And choosing the higher taxation route won't involve only the relatively few fat cats among us. The "middle class" will be paying much more as well unless we finally get serious about government spending reductions and are willing to control spending on entitlements such as Social Security, Medicare and so forth.
To put it bluntly, something's gotta give. It's either substantially less government spending, higher taxes on all of us minions or a combination of both. That's the future we must pick for ourselves and succeeding generations.
And which path we choose will have a tremendous influence on the the future well being of ALL Americans, rich and poor, young and old. And the middle class and middle aged among us as well. Everybody.
That's because of one straightforward fact of life --- the economic growth upon which prosperous societies depend relies on private sector investment, and the high taxes necessary to support a welfare state deprive the private sector of those investment funds needed to fuel that economic growth.
We only ever have available to spend and invest 100% of what we produce as a nation. That portion which is taken by the government reduces the amount left to the private sector to invest in our economy and create jobs and prosperity for our citizens. It's that simple.
And for a free lesson in government spending and its impact on economic growth and jobs over a long period of time, the post World War II European model provides us with a great example of what happens to societies who choose the welfare state.
As for America, my bet is that soon enough of our "public servants" will be convinced that the big spending welfare state approach of free lunches for one and all must end and that the big spending government knows best high taxation way of life isn't a sustainable way. But the desired outcome is by no means a certainty, and meanwhile the clock is ticking and the debt bomb is closer to going off.

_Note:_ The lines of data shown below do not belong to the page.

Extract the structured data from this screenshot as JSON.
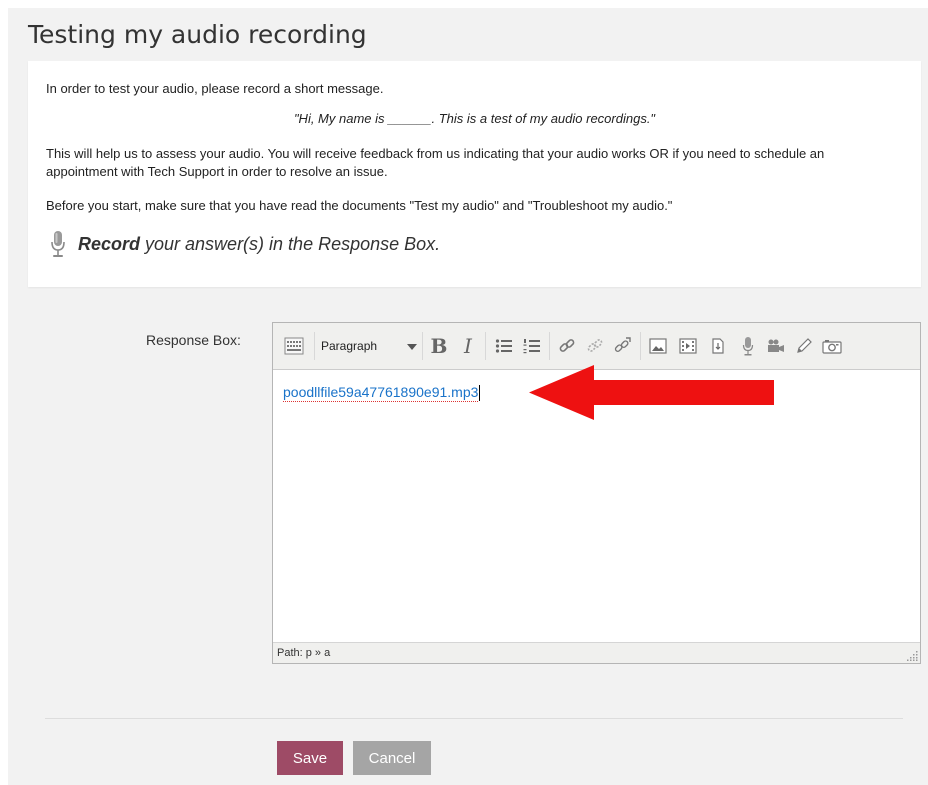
{
  "page": {
    "title": "Testing my audio recording"
  },
  "instructions": {
    "line1": "In order to test your audio, please record a short message.",
    "quote": "\"Hi, My name is ______. This is a test of my audio recordings.\"",
    "line2": "This will help us to assess your audio. You will receive feedback from us indicating that your audio works OR if you need to schedule an appointment with Tech Support in order to resolve an issue.",
    "line3": "Before you start, make sure that you have read the documents \"Test my audio\" and \"Troubleshoot my audio.\"",
    "record_bold": "Record",
    "record_rest": "your answer(s) in the Response Box."
  },
  "response": {
    "label": "Response Box:",
    "toolbar": {
      "format_label": "Paragraph",
      "bold_label": "B",
      "italic_label": "I",
      "icons": [
        "toolbar-toggle-icon",
        "bullet-list-icon",
        "numbered-list-icon",
        "link-icon",
        "unlink-icon",
        "anchor-link-icon",
        "image-icon",
        "media-icon",
        "file-picker-icon",
        "microphone-icon",
        "video-camera-icon",
        "pencil-icon",
        "snapshot-camera-icon"
      ]
    },
    "content_link": "poodllfile59a47761890e91.mp3",
    "path_text": "Path: p » a"
  },
  "buttons": {
    "save": "Save",
    "cancel": "Cancel"
  },
  "colors": {
    "save_bg": "#9e4b66",
    "cancel_bg": "#a5a5a5",
    "link": "#1a73c9",
    "arrow": "#ee1111"
  }
}
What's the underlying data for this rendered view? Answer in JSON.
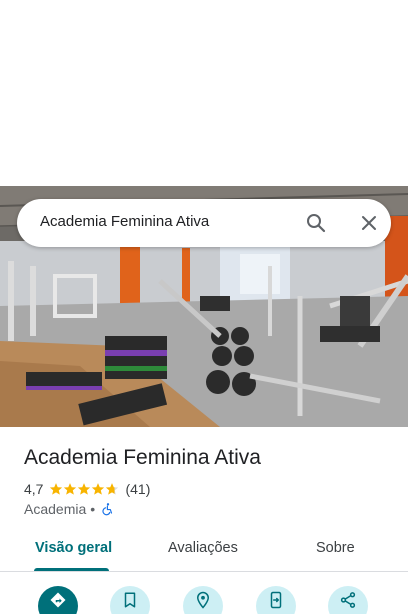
{
  "search": {
    "query": "Academia Feminina Ativa"
  },
  "place": {
    "name": "Academia Feminina Ativa",
    "rating": "4,7",
    "stars": 4.7,
    "review_count": "(41)",
    "category": "Academia",
    "separator": "•"
  },
  "tabs": [
    {
      "label": "Visão geral",
      "active": true
    },
    {
      "label": "Avaliações",
      "active": false
    },
    {
      "label": "Sobre",
      "active": false
    }
  ],
  "actions": [
    {
      "icon": "directions-icon"
    },
    {
      "icon": "bookmark-icon"
    },
    {
      "icon": "nearby-pin-icon"
    },
    {
      "icon": "send-to-phone-icon"
    },
    {
      "icon": "share-icon"
    }
  ],
  "colors": {
    "accent": "#00707a",
    "accent_light": "#cdeff4",
    "star": "#f8b400",
    "access_blue": "#1a73e8"
  }
}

Let's turn to Europe for that lesson now.
Europe's Bankrupt Welfare State has much to say to all Americans:
"The euro survived 2012 intact, and once again Europe's leaders are declaring victory in the fight to preserve the single currency. In a speech in Portugal Monday, European Commission President Jose Manuel Barroso said the existential threat to the euro was a thing of the past. If only. . . .
But the euro-zone unemployment numbers out this week are a reminder that the euro crisis is not so much over as quiescent. Joblessness in the single-currency bloc hit a record 11.8%. Youth unemployment stands at 24.4% and is above 50% in Spain and Greece.

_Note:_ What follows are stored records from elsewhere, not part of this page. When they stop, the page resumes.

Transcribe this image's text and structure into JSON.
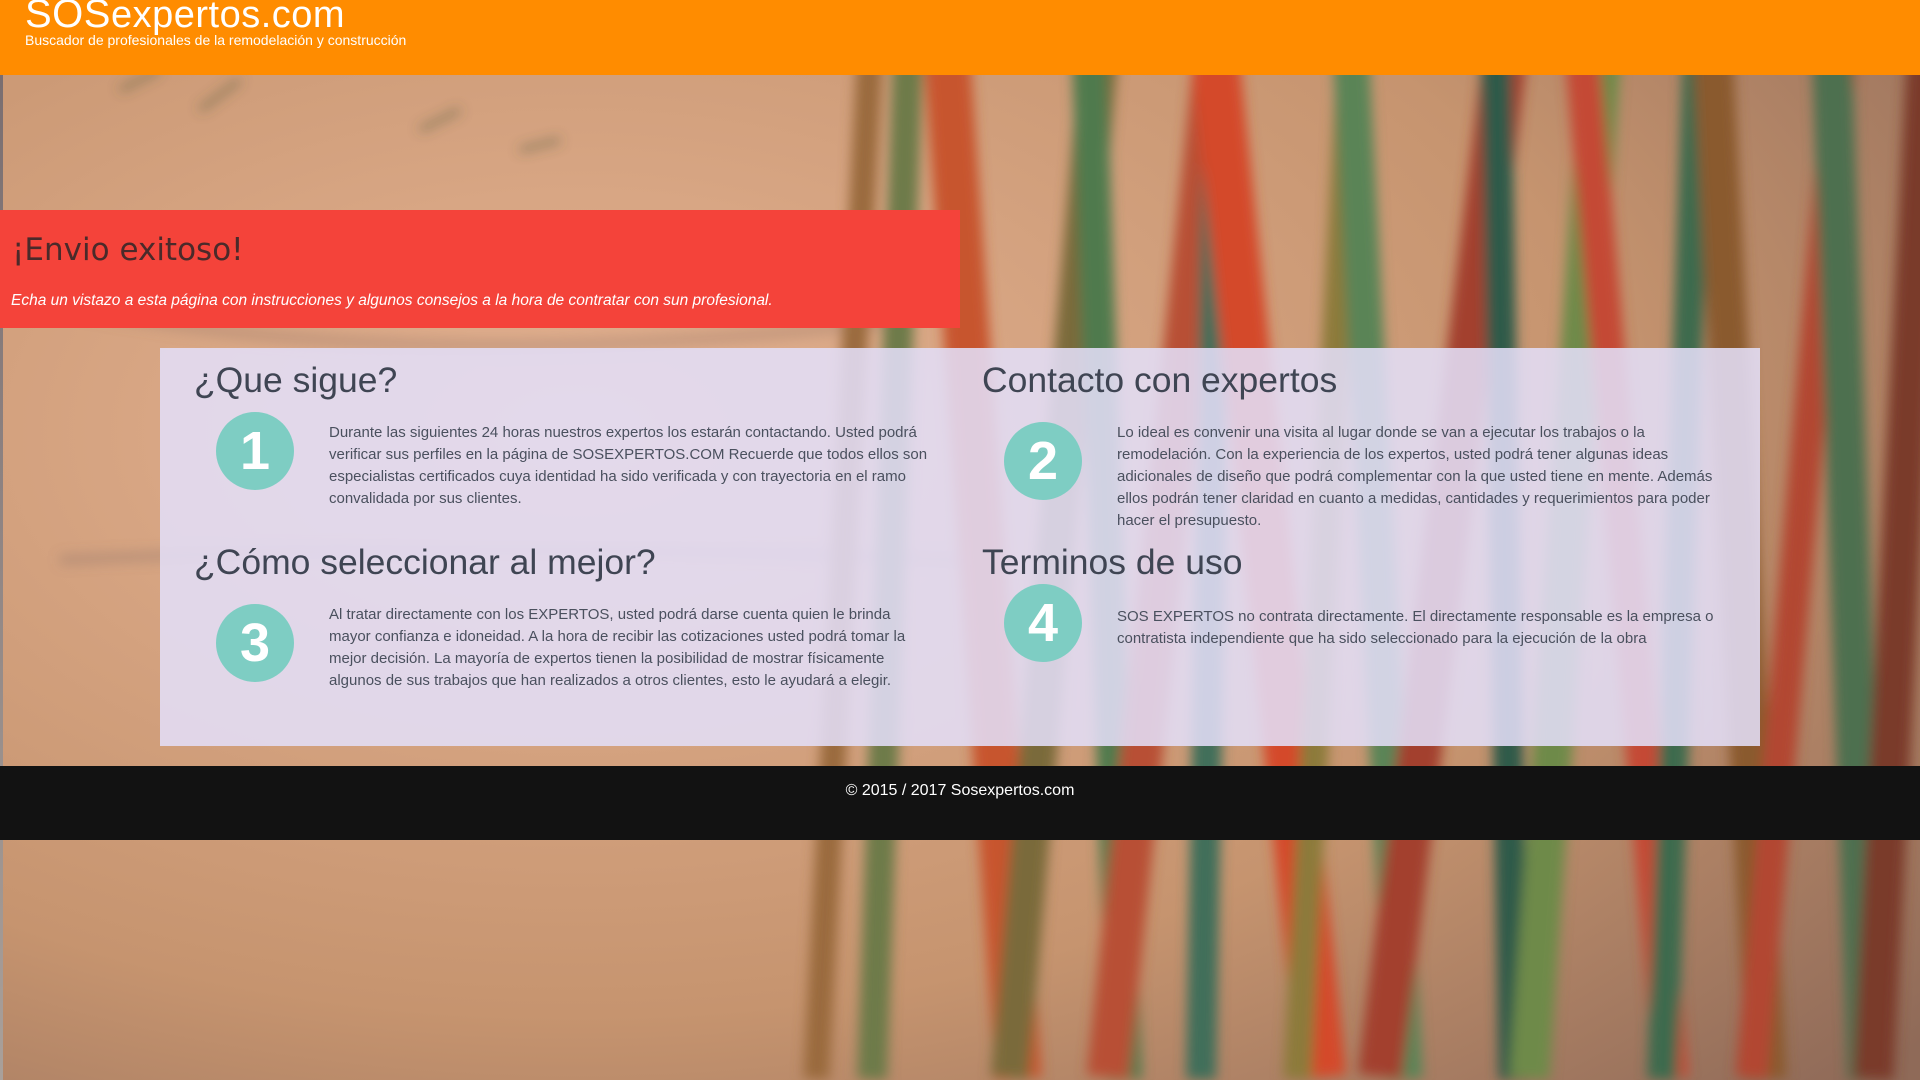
{
  "header": {
    "brand_strong": "SOS",
    "brand_rest": "expertos.com",
    "tagline": "Buscador de profesionales de la remodelación y construcción"
  },
  "banner": {
    "title": "¡Envio exitoso!",
    "text": "Echa un vistazo a esta página con instrucciones y algunos consejos a la hora de contratar con sun profesional."
  },
  "sections": [
    {
      "title": "¿Que sigue?",
      "number": "1",
      "text": "Durante las siguientes 24 horas nuestros expertos los estarán contactando. Usted podrá verificar sus perfiles en la página de SOSEXPERTOS.COM Recuerde que todos ellos son especialistas certificados cuya identidad ha sido verificada y con trayectoria en el ramo convalidada por sus clientes."
    },
    {
      "title": "Contacto con expertos",
      "number": "2",
      "text": "Lo ideal es convenir una visita al lugar donde se van a ejecutar los trabajos o la remodelación. Con la experiencia de los expertos, usted podrá tener algunas ideas adicionales de diseño que podrá complementar con la que usted tiene en mente. Además ellos podrán tener claridad en cuanto a medidas, cantidades y requerimientos para poder hacer el presupuesto."
    },
    {
      "title": "¿Cómo seleccionar al mejor?",
      "number": "3",
      "text": "Al tratar directamente con los EXPERTOS, usted podrá darse cuenta quien le brinda mayor confianza e idoneidad. A la hora de recibir las cotizaciones usted podrá tomar la mejor decisión. La mayoría de expertos tienen la posibilidad de mostrar físicamente algunos de sus trabajos que han realizados a otros clientes, esto le ayudará a elegir."
    },
    {
      "title": "Terminos de uso",
      "number": "4",
      "text": "SOS EXPERTOS no contrata directamente. El directamente responsable es la empresa o contratista independiente que ha sido seleccionado para la ejecución de la obra"
    }
  ],
  "footer": {
    "copyright": "© 2015 / 2017 Sosexpertos.com"
  },
  "colors": {
    "header": "#ff8c00",
    "banner": "#f4433a",
    "number_circle": "#7ecdc3",
    "footer": "#121212"
  }
}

Some observers will blame the joblessness and lack of growth in the euro zone on the austerity supposedly being imposed on the Continent by Berlin. But the real story is more ominous.

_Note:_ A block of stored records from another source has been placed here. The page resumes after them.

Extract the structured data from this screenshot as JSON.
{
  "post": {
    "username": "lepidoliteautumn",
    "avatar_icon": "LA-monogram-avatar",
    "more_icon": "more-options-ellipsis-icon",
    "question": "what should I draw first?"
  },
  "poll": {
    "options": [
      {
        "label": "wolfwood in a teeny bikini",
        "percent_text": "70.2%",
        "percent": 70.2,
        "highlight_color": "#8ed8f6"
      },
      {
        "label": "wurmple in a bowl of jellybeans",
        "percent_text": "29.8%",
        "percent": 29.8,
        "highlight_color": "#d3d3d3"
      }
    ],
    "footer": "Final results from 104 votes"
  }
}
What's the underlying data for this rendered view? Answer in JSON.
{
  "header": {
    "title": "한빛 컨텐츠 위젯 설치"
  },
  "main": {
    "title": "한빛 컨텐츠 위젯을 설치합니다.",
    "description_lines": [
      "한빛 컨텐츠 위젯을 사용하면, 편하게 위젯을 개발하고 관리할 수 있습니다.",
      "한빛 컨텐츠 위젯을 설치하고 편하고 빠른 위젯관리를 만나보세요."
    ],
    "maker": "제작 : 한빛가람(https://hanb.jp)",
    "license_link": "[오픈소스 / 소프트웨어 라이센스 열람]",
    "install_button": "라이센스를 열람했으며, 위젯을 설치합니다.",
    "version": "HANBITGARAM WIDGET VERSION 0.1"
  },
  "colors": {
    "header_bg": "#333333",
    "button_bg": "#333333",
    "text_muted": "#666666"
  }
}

Europe's vaunted social model has struggled to generate growth or jobs for decades. Prior to the creation of the euro, national governments masked this problem with a combination of deficit spending and devaluation. The borrowed money would help pay for generous welfare benefits for those driven out of work by inflexible labor-market rules and economic stagnation. . . .
Germany was a notable exception, pushing through painful reforms of its tax system, labor markets and welfare benefits in the euro's early years, and it is now vilified for its trouble, even as it outperforms its neighbors and helps keep the euro zone afloat.
The discovery of Greece's serial budget deceptions also helped close off Southern Europe's other main release valve—permanent deficit spending. It is commonplace to say that Europe can't afford to keep borrowing and spending the way it's done in recent years, but it's closer to the truth to say it could never afford it. What's changed is that the biggest spenders have run out of palliatives.
And this is Europe's present and continuing danger. Budgets are being cut in places like Greece, and there are halting, reluctant signs of reform around the edges of the welfare state. But there remains no clear consensus, at least outside Germany, that the European way of welfare itself is bankrupt, that it never worked as well as its defenders pretended, and what we're witnessing is the coming due of all the checks kited over decades to keep it afloat.
The euro zone may be enjoying a respite. But the economic evidence shows how little has been fixed. Mr. Draghi's (European Central Bank President) blank check addressed the symptom, but not the cause, of the euro zone's economic woes. And unless those are addressed—with more flexible labor markets, a smaller state and lower taxes—the crisis will be back in the form of social unrest, political populism and a generation of young Europeans who don't know what it is to be able to find a good job."
The truth is the truth. More government spending equals less private sector investment.
And less private sector investment equals less economic growth for a society.
And less economic growth equals a stagnant economy, fewer jobs and less prosperity for the citizens of that society.
For prosperous nations, welfare states are unsustainable. But then again, out-of-control and continuous deficit spending by government is unsustainable as well.
The bills are finally coming due, and We the People will have to pay them.
There's no other way out of this.
But while digging our way out, we should at least take the time to learn the many valuable but painful lessons available from the experience of Europe.
By so doing, we can right the American ship and save the America we know and love for future Americans.
That's my take, my wish, and my view, too.